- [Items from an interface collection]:
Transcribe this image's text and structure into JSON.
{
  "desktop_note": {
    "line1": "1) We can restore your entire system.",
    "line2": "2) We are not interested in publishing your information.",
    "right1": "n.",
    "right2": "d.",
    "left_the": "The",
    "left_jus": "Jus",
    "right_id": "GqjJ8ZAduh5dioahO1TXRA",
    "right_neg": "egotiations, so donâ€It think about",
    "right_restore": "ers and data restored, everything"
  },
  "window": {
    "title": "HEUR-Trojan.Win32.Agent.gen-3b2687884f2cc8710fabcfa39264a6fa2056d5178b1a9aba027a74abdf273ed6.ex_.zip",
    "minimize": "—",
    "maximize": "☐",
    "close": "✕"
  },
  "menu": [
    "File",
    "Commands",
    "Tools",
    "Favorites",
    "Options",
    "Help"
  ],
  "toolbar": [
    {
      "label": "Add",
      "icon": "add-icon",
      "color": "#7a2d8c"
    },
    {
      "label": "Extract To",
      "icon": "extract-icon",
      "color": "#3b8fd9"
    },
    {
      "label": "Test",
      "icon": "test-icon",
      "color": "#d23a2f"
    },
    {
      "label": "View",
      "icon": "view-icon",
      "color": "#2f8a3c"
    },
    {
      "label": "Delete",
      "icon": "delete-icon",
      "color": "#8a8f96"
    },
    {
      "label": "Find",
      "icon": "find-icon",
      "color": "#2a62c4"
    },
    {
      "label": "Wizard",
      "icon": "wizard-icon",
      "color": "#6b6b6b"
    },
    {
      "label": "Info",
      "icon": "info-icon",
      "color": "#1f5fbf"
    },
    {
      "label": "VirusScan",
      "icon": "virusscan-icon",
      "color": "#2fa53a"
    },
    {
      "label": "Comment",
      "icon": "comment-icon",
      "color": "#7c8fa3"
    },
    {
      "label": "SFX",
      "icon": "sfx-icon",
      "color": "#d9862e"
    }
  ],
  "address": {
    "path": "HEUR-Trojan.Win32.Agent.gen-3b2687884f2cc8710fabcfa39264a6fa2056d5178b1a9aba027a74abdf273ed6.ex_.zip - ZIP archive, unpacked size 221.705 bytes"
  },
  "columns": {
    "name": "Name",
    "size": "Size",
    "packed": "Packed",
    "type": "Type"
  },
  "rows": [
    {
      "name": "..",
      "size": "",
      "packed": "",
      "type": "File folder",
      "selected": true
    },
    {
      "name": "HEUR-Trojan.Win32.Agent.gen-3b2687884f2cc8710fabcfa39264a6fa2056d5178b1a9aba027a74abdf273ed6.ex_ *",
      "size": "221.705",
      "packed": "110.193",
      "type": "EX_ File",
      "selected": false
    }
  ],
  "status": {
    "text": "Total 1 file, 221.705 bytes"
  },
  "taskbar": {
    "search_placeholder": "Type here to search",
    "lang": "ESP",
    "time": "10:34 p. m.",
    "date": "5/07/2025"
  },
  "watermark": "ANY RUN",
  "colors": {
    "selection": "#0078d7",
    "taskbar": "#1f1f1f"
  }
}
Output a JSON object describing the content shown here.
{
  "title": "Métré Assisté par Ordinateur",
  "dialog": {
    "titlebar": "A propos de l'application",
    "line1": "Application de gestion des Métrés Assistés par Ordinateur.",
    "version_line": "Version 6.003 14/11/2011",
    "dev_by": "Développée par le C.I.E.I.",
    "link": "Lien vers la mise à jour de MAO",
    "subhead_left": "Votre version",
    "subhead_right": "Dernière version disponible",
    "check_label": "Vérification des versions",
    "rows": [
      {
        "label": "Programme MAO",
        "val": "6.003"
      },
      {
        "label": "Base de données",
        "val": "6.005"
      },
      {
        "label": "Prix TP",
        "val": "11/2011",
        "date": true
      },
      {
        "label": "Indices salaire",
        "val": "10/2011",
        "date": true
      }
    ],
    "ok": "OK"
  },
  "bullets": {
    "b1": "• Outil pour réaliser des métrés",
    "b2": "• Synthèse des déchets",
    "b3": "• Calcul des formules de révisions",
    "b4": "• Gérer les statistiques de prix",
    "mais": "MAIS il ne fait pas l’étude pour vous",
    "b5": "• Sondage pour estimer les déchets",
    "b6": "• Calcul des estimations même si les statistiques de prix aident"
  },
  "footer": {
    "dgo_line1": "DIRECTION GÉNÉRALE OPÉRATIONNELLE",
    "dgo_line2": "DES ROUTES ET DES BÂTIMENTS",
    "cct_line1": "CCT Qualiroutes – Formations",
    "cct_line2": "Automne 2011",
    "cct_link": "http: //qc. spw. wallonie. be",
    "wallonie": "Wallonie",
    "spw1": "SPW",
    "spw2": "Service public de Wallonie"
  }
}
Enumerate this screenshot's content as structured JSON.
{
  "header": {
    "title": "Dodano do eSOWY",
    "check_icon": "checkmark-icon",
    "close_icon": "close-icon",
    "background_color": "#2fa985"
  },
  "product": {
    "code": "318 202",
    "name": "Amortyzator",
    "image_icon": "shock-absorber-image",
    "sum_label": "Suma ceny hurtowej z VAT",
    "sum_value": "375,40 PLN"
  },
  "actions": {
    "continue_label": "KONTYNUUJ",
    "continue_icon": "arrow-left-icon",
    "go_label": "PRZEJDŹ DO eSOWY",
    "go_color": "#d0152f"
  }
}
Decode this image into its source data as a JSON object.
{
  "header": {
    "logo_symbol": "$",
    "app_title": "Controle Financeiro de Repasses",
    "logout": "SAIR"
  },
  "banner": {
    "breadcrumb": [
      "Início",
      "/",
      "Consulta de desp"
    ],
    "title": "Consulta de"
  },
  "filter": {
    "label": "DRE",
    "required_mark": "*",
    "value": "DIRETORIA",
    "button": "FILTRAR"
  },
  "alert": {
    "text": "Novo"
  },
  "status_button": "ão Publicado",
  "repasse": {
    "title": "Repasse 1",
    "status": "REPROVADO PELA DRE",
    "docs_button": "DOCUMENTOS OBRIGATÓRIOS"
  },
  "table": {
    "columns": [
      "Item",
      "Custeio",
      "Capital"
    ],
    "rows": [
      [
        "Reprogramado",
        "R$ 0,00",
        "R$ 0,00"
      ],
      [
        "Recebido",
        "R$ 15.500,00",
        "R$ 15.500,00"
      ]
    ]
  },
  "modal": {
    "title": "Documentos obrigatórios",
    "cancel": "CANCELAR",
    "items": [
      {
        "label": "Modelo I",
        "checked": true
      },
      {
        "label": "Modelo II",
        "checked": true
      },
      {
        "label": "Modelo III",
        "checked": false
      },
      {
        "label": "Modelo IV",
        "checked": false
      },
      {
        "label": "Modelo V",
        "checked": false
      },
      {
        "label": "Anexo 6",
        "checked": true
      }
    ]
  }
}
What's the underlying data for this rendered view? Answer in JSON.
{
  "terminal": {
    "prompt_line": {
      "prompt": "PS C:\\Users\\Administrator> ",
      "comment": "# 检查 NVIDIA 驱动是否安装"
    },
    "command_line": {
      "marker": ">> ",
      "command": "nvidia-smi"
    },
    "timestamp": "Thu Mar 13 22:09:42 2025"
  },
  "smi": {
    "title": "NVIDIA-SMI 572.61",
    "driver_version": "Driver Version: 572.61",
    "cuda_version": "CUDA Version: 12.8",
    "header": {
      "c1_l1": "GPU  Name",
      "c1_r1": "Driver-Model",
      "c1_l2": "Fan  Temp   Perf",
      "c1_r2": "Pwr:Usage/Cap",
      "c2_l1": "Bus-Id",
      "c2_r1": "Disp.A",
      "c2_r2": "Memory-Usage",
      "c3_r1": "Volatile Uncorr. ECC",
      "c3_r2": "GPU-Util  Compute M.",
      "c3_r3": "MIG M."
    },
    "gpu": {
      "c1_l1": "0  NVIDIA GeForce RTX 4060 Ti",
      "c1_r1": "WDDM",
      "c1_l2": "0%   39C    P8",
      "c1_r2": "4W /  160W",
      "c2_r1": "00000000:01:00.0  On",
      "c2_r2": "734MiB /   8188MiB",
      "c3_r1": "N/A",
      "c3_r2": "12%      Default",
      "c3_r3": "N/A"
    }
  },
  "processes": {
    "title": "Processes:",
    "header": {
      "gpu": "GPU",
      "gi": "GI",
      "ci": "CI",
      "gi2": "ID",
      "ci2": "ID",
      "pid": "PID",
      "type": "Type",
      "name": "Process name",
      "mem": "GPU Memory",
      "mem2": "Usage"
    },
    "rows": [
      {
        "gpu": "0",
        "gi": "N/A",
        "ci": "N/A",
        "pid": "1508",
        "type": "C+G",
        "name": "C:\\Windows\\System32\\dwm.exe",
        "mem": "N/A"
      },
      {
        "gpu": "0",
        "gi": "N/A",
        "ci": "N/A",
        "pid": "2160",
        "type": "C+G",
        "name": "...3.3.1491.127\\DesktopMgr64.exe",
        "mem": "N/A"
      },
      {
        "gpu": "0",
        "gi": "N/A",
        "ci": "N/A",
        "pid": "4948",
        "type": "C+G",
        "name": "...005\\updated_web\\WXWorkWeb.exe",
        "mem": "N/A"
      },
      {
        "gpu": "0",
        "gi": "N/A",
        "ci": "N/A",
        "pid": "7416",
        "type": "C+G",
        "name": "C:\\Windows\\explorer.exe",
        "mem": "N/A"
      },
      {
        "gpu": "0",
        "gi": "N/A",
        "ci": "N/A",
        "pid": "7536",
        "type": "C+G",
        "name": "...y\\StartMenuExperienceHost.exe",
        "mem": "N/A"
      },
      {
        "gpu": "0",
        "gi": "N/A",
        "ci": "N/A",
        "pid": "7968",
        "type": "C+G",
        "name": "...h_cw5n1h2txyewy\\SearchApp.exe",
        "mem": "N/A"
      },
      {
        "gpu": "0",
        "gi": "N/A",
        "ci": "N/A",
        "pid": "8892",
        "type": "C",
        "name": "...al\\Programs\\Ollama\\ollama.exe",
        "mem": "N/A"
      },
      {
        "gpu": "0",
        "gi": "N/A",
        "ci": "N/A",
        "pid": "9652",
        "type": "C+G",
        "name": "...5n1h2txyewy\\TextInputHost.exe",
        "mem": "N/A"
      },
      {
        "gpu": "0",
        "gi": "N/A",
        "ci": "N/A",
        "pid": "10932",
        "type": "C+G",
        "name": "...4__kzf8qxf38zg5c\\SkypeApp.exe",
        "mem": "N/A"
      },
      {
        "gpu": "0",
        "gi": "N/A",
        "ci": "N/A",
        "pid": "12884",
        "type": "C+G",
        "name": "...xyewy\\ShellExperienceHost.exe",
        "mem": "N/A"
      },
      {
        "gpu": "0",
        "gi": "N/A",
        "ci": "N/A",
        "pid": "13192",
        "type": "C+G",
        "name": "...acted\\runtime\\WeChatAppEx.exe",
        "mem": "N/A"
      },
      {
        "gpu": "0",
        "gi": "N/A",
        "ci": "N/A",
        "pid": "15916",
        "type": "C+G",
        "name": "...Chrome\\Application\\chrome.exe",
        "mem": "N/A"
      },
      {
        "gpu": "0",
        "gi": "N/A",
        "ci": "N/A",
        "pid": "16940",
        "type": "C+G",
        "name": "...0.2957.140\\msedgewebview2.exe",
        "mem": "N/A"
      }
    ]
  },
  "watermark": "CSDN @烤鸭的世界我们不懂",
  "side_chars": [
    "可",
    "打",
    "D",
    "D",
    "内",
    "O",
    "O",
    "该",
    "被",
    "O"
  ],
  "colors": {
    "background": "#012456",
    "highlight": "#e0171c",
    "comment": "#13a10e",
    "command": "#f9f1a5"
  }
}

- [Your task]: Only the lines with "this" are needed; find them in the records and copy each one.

- [Exercise answer]:
Transcribe this image's text and structure into JSON.
Enumerate this screenshot's content as structured JSON.
Decode this image into its source data as a JSON object.
What's the underlying data for this rendered view? Answer in JSON.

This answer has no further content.